Work request
What you return must match the records below exactly, down to each character.

BEGIN Task inputs

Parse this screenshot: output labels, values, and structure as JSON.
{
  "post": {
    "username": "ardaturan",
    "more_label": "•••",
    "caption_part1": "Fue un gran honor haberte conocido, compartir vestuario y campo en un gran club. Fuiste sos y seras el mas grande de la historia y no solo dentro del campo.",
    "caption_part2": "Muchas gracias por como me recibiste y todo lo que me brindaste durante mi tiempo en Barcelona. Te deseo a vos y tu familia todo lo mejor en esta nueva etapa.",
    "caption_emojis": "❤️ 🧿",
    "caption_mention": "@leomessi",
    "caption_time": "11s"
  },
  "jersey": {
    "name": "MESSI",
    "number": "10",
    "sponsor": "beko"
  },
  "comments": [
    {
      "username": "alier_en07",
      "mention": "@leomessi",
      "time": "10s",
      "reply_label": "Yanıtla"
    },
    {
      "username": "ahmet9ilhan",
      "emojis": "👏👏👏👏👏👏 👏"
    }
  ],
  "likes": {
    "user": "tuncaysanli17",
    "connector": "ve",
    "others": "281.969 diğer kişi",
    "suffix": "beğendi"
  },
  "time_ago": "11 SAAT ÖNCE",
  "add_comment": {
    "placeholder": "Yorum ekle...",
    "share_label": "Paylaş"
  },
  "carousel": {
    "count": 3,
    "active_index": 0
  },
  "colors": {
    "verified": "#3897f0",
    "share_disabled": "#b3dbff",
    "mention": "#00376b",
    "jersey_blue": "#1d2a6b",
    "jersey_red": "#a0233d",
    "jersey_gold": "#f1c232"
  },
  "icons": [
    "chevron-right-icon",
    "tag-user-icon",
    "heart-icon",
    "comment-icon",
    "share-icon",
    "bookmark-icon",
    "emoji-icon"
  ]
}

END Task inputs

Response for this exercise
Parse this screenshot: output labels, values, and structure as JSON.
{
  "post": {
    "username": "ardaturan",
    "more_label": "•••",
    "caption_part1": "Fue un gran honor haberte conocido, compartir vestuario y campo en un gran club. Fuiste sos y seras el mas grande de la historia y no solo dentro del campo.",
    "caption_part2": "Muchas gracias por como me recibiste y todo lo que me brindaste durante mi tiempo en Barcelona. Te deseo a vos y tu familia todo lo mejor en esta nueva etapa.",
    "caption_emojis": "❤️ 🧿",
    "caption_mention": "@leomessi",
    "caption_time": "11s"
  },
  "jersey": {
    "name": "MESSI",
    "number": "10",
    "sponsor": "beko"
  },
  "comments": [
    {
      "username": "alier_en07",
      "mention": "@leomessi",
      "time": "10s",
      "reply_label": "Yanıtla"
    },
    {
      "username": "ahmet9ilhan",
      "emojis": "👏👏👏👏👏👏 👏"
    }
  ],
  "likes": {
    "user": "tuncaysanli17",
    "connector": "ve",
    "others": "281.969 diğer kişi",
    "suffix": "beğendi"
  },
  "time_ago": "11 SAAT ÖNCE",
  "add_comment": {
    "placeholder": "Yorum ekle...",
    "share_label": "Paylaş"
  },
  "carousel": {
    "count": 3,
    "active_index": 0
  },
  "colors": {
    "verified": "#3897f0",
    "share_disabled": "#b3dbff",
    "mention": "#00376b",
    "jersey_blue": "#1d2a6b",
    "jersey_red": "#a0233d",
    "jersey_gold": "#f1c232"
  },
  "icons": [
    "chevron-right-icon",
    "tag-user-icon",
    "heart-icon",
    "comment-icon",
    "share-icon",
    "bookmark-icon",
    "emoji-icon"
  ]
}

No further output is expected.